When not in the workshop where are you?

Hopefully swimming in a lake or hanging out with my boys. Most likely cheering them on playing football or rugby!


What’s your role in Bristol Upholstery Collective?

I co-ordinate, plan the scheme of work and teach the AMSUF courses. Sharing

my knowledge and helping people develop their own skills through my


What is it about upholstery that you are most passionate about?

I remember the first chair I stripped down and the buzz I got from unlocking it’s past. You never know what you’re going to get. Whether its a lustrous brocatelle or a 60s nylon               floral pattern. Each layer helps to build a narrative, which allows you to connect to the               people, place, fashion and culture.


How did you get into upholstery?
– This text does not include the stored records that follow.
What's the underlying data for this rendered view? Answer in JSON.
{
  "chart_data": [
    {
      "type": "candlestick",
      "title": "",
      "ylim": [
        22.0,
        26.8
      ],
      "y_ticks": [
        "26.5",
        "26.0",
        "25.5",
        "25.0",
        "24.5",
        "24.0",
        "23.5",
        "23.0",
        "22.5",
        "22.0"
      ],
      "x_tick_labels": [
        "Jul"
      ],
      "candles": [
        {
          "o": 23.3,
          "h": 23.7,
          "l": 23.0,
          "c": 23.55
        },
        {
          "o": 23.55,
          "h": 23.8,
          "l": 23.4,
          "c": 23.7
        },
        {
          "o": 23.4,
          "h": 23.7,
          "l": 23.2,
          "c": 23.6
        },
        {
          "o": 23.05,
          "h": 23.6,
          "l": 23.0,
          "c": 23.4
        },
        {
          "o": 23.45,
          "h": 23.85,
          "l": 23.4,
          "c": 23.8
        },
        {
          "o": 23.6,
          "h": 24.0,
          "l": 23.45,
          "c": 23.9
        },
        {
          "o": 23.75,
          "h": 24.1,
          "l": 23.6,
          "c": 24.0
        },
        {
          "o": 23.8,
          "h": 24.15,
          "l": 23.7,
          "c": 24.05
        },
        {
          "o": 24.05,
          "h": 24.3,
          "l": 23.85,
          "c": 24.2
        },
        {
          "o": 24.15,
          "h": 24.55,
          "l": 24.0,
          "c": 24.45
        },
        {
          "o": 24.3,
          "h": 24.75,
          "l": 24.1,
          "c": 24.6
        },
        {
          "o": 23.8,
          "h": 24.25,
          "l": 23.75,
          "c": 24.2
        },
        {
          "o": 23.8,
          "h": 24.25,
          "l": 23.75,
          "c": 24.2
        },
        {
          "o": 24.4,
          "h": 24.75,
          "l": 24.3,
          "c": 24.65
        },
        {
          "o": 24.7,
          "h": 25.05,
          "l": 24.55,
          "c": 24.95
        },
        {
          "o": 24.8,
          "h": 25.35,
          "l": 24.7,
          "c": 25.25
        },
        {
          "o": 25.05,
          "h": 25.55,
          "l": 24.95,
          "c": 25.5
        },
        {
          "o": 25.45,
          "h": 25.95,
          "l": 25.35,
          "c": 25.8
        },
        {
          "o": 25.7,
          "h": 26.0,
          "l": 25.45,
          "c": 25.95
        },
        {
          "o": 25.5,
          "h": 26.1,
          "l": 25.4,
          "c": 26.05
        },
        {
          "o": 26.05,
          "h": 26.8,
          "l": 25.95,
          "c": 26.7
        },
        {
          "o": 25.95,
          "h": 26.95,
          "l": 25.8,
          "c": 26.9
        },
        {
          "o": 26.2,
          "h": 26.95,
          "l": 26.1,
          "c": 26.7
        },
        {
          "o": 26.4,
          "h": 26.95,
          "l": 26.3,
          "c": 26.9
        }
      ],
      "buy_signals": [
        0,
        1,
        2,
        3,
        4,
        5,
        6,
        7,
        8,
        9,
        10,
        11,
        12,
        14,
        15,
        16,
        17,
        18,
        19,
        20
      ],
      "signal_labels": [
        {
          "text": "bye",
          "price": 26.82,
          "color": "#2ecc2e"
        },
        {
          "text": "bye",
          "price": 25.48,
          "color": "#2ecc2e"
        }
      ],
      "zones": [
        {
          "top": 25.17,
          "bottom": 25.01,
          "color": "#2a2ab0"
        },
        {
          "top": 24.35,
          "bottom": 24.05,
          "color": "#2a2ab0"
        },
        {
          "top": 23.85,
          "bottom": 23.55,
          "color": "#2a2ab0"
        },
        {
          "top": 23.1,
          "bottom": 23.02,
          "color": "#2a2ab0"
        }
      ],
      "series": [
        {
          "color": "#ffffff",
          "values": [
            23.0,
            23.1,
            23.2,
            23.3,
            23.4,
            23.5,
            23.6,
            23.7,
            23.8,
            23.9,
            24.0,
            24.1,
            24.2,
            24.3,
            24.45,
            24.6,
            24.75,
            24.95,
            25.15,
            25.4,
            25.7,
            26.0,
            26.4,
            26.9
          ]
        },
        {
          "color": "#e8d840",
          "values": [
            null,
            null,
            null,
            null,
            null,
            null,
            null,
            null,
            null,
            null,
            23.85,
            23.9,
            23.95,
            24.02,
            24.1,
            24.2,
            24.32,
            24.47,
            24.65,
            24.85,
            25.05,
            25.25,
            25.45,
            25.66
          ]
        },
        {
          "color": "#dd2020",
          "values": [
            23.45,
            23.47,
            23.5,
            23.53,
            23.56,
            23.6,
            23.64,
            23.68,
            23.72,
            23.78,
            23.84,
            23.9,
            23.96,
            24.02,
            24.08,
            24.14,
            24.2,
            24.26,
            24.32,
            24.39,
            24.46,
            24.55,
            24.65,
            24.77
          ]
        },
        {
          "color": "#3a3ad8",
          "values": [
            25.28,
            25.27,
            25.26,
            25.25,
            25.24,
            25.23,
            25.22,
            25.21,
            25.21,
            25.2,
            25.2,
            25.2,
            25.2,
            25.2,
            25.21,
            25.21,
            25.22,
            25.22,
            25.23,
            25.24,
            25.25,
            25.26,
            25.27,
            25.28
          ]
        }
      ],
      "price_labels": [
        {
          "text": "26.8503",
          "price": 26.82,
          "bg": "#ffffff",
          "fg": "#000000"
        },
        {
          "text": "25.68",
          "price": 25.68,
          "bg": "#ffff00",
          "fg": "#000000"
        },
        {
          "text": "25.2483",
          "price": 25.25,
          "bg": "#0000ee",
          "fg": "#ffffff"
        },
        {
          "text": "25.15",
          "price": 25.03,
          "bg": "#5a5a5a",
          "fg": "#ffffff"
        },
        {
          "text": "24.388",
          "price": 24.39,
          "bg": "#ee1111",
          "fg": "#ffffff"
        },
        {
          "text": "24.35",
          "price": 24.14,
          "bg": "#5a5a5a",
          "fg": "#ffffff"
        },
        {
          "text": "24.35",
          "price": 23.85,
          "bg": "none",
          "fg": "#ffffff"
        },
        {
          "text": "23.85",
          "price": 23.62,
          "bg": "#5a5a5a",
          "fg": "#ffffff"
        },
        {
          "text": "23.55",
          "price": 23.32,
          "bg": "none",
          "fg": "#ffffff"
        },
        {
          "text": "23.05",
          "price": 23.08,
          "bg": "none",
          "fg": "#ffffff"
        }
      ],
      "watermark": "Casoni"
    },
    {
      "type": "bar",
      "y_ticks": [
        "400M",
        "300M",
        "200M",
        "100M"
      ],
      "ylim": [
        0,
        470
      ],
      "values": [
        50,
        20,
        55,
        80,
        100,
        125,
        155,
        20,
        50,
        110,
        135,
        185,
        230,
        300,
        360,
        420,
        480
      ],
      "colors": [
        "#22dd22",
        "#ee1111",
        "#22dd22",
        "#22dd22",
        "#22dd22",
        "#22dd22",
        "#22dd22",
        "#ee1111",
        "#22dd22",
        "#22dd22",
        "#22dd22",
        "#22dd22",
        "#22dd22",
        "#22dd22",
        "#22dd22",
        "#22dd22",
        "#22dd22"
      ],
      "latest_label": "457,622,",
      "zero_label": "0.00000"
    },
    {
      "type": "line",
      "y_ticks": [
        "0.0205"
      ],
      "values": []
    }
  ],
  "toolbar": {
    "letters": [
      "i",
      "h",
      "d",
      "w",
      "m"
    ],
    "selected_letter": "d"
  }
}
In my previous life, as a northerner, I was an artist and art lecturer.  When I moved to Bristol I enrolled in a 6wk upholstery course, at Bristol upholstery Collective hoping to learn a new skill and make some friends.  After the first session I was hooked, spending all my spare time tearing old chairs apart and trying my best to put them back together again. After a year or so I took the plunge, handed in my notice and became a full-time upholsterer.

I have learnt so much from deconstructing chairs and seeing how upholsterers of       the past have applied their expertise. I am passionate about the legacy of the              upholsterer and understand the craft.

                                   What’s your favourite upholstery technique/process?

                              Definitely not removing staples! It has to be stitching the first stuffing.  Its                                    that point when the chair starts to take its form. Its such a physical process, but                         has to be delivered with milometer precision. I tend to obsess about this part.


              When not in the workshop what are you doing?

   Exploring the South west and all its fabulous charity shops! Probably working on my own upholstery project, I told you, I’m hooked!

What’s your role in Bristol Upholstery Collective?

I am a Creative Upholster and AMUSF Tutor. Both roles go hand in hand, feeding into one another, inspiring both collaboration and learning.